The John Sevier Fossil Plant (JSF) is located on 750 acres of rolling land southof the Holston River near Holston River Mile (HRM) 106 on the Cherokee Reservoir. TVA began operations at JSF in 1957 and continued to utilize the plant until 2012. The facility has four coal-fired generating units that produced 800 MW prior to its retirement.

The closure of the Fly Ash Stack, Bottom Ash Pond, Chemical Treatment Ponds, Coal Yard and Waste Stabilization Pond (Coal Yard Runoff Pond) are independent actions that will be evaluated separately for environmental impacts. TVA said it needs to determine the most cost-beneficial disposition solution while also considering safety, security, liability, and environmental risk at the plant site.

During alternatives development for this project, TVA engaged in discussions to conside rpotential reuse of the buildings at JSF. TVA determined that adaptive reuse of the buildings was not feasible due to the long lead time involved in developing alternative uses and lack of market demand for a large industrial site at this location.

TVA’s preferred option for this project is Alternative C in the environmental report, which involves the removal of all retired or abandoned structures, roads and parking lots associated with the coal-fired facility. The structures to be removed down to surrounding grade would include the powerhouse and outlying structures. Basements would be backfilled, pits and trenches would be brought up to surrounding grade and disturbed areas would be vegetated with top soil and seed. Any remaining electrical manholes would be plugged and abandoned.

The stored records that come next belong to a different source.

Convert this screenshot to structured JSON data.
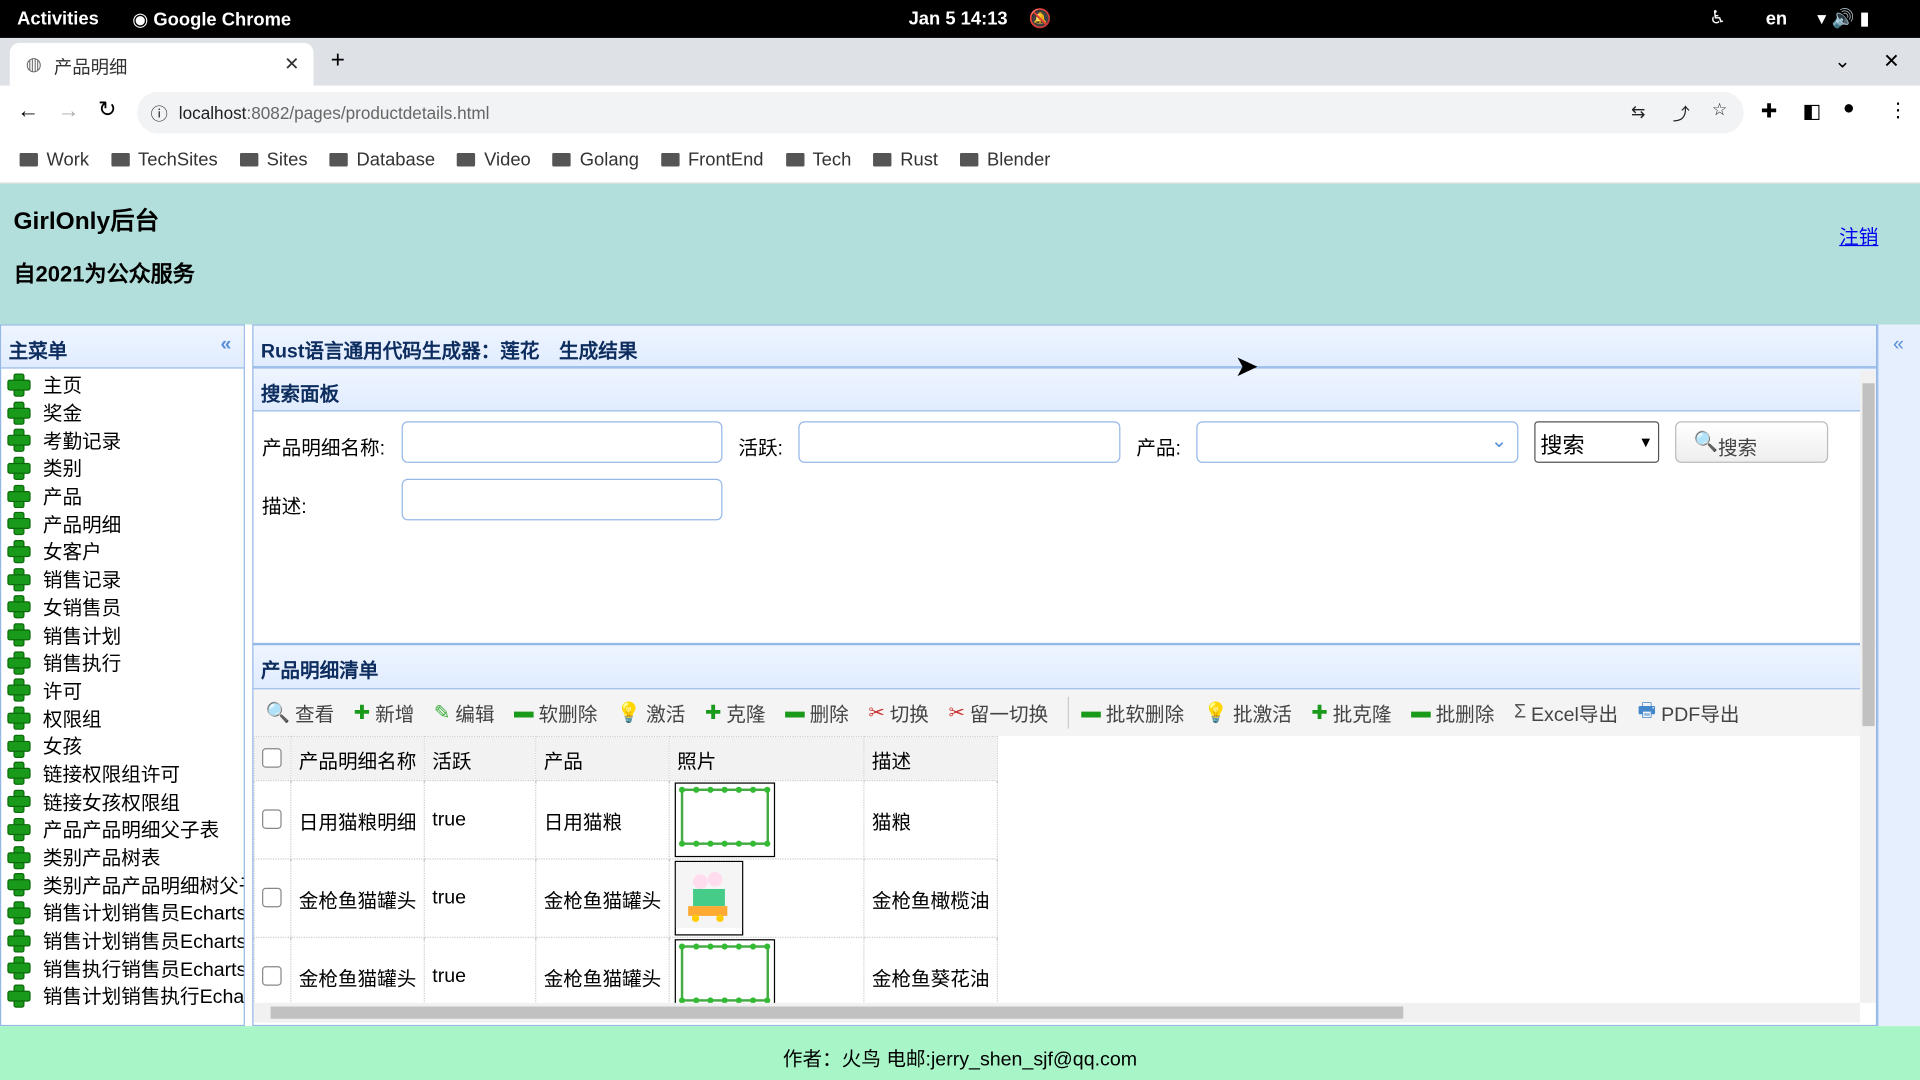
{
  "os": {
    "activities": "Activities",
    "app": "Google Chrome",
    "datetime": "Jan 5  14:13",
    "lang": "en"
  },
  "browser": {
    "tab_title": "产品明细",
    "url_host": "localhost",
    "url_rest": ":8082/pages/productdetails.html",
    "bookmarks": [
      "Work",
      "TechSites",
      "Sites",
      "Database",
      "Video",
      "Golang",
      "FrontEnd",
      "Tech",
      "Rust",
      "Blender"
    ]
  },
  "header": {
    "title": "GirlOnly后台",
    "subtitle": "自2021为公众服务",
    "logout": "注销"
  },
  "sidebar": {
    "title": "主菜单",
    "items": [
      "主页",
      "奖金",
      "考勤记录",
      "类别",
      "产品",
      "产品明细",
      "女客户",
      "销售记录",
      "女销售员",
      "销售计划",
      "销售执行",
      "许可",
      "权限组",
      "女孩",
      "链接权限组许可",
      "链接女孩权限组",
      "产品产品明细父子表",
      "类别产品树表",
      "类别产品产品明细树父子表",
      "销售计划销售员Echarts",
      "销售计划销售员Echarts",
      "销售执行销售员Echarts",
      "销售计划销售执行Echarts"
    ]
  },
  "main": {
    "title": "Rust语言通用代码生成器：莲花　生成结果",
    "search": {
      "title": "搜索面板",
      "name_label": "产品明细名称:",
      "active_label": "活跃:",
      "product_label": "产品:",
      "desc_label": "描述:",
      "mode": "搜索",
      "search_button": "搜索"
    },
    "list": {
      "title": "产品明细清单",
      "toolbar": [
        {
          "icon": "search-icon",
          "label": "查看"
        },
        {
          "icon": "plus-icon",
          "label": "新增"
        },
        {
          "icon": "pencil-icon",
          "label": "编辑"
        },
        {
          "icon": "minus-icon",
          "label": "软删除"
        },
        {
          "icon": "bulb-icon",
          "label": "激活"
        },
        {
          "icon": "plus-icon",
          "label": "克隆"
        },
        {
          "icon": "minus-icon",
          "label": "删除"
        },
        {
          "icon": "scissors-icon",
          "label": "切换"
        },
        {
          "icon": "scissors-icon",
          "label": "留一切换"
        },
        {
          "icon": "minus-icon",
          "label": "批软删除"
        },
        {
          "icon": "bulb-icon",
          "label": "批激活"
        },
        {
          "icon": "plus-icon",
          "label": "批克隆"
        },
        {
          "icon": "minus-icon",
          "label": "批删除"
        },
        {
          "icon": "sigma-icon",
          "label": "Excel导出"
        },
        {
          "icon": "printer-icon",
          "label": "PDF导出"
        }
      ],
      "columns": [
        "产品明细名称",
        "活跃",
        "产品",
        "照片",
        "描述"
      ],
      "rows": [
        {
          "name": "日用猫粮明细",
          "active": "true",
          "product": "日用猫粮",
          "photo": "vine-frame",
          "desc": "猫粮"
        },
        {
          "name": "金枪鱼猫罐头",
          "active": "true",
          "product": "金枪鱼猫罐头",
          "photo": "cartoon-kids",
          "desc": "金枪鱼橄榄油"
        },
        {
          "name": "金枪鱼猫罐头",
          "active": "true",
          "product": "金枪鱼猫罐头",
          "photo": "vine-frame",
          "desc": "金枪鱼葵花油"
        }
      ]
    }
  },
  "footer": {
    "text": "作者：火鸟 电邮:jerry_shen_sjf@qq.com"
  },
  "colors": {
    "header_bg": "#b2dfdb",
    "footer_bg": "#a8f5c8",
    "panel_border": "#95b8e7",
    "panel_title": "#0e2d5f"
  }
}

The shutdown of Sevier was part of a broader effort to reduce TVA’s coal-fired generation. In April 2011, TVA entered into two agreements (collectively called the “Environmental Agreements”). The first agreement is a Federal Facilities Compliance Agreement with the U.S. Environmental Protection Agency. The second is with the states of Alabama, Kentucky, North Carolina, Tennessee, and three environmental advocacy groups: the Sierra Club, National Parks Conservation Association, and Our Children’s Earth Foundation. Under the Environmental Agreements, TVA agreed to retire 18 of its 59 coal-fired units by the end of 2017.

As of Sept. 30, 2010, TVA had 14,573 MW (summer net capability) of coal-fired generation. After actions taken to comply with the 2011 Environmental Agreements and actions by the TVA Board during 2014 are completed, TVA will have 8,089 MW (summer net capability) of coal-fired generation. As of Sept. 30 of this year, TVA had officially retired 11 units as part of this program: John Sevier Units 1-4; Shawnee Fossil Plant Unit 10; and Widows Creek Fossil Plant Units 1-6. Other retirements are on the way.

About Barry Cassell 20414 Articles
Barry Cassell is Chief Analyst for GenerationHub covering coal and emission controls issues, projects and policy. He has covered the coal and power generation industry for more than 24 years, beginning in November 2011 at GenerationHub and prior to that as editor of SNL Energy’s Coal Report. He was formerly with Coal Outlook for 15 years as the publication’s editor and contributing writer, and prior to that he was editor of Coal & Synfuels Technology and associate editor of The Energy Report. He has a bachelor’s degree from Central Michigan University.